Looking for a supernatural experience? I highly suggest picking up a paddle and heading out on the river. The Columbia River and Columbia Wetlands are an incredible place to explore, bursting with life, history and natural splendor.
We are extremely fortunate to have the only free-flowing section of the Columbia River left, as well as its birthplace, right here in our backyard. Many people don’t realize that the mighty Columbia River, born from a tiny spring by Canal Flats, is the second largest river by volume in North America, and provides water to over 15 million people. The Columbia is also the most heavily dammed river system in the world with over 450 dams in its basin.
Even more astonishing are the Columbia Wetlands. These ecologically lush wetlands boast recognition as a wetland of international significance defined by the Ramsar Convention and designation as a Wildlife Management Area. The Columbia Wetlands are one of the largest contiguous wetlands left in North America, encompassing the Columbia River for over 180 kilometres.
They are also an essential part of the Pacific Flyway, providing hundreds of thousands of migrating birds a place to rest and replenish reserves on their journeys north and south.
The Columbia Wetlands provide habitat for over 250 bird species and over 50 other wildlife species. Approximately 80 per cent of the ungulate populations in the upper Columbia Valley depend on the wetlands for winter range. The area also provides critical habitat for a significant number of species at risk, including Rubber Boa, Painted Turtle, American Badger, Northern Leopard Frog, Short Eared Owl, and Westslope Cutthroat Trout. Don’t forget your camera and binoculars because eagles, osprey, herons, deer, elk, beavers and bears are a common sight along the way.

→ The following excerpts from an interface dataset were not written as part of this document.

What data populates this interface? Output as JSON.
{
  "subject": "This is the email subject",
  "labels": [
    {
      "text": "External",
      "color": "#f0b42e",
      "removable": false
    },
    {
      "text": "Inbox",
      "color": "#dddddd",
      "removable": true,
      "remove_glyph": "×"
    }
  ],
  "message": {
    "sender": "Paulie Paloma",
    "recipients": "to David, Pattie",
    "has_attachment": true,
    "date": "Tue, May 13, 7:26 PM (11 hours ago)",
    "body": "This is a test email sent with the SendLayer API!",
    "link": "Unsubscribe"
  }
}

But there’s more to this trip! As you bob along with the current, keep your eyes peeled for piers poking up out of the water and on the banks of the river. These are remnants of the docking and refuelling stations that the paddle wheelers began using in the mid 1800s. An obvious example can be found on the south side of the Athalmer Bridge in Invermere. You can see many of these piers in the channel leading up to a tall square construction, the pivot point of an old swinging bridge. This old bridge could move to span the width of the channel, allowing land traffic across the river, or be turned to allow paddle wheelers and barges passage up or downstream.
Kalista has a diploma in Renewable Resource Management and offers environmental education, consulting and technical services; consulting in native plant landscaping, sustainable living and urban homesteading; and interpretive nature tours. To contact her, call 250-270-2440 or email firstname.lastname@example.org.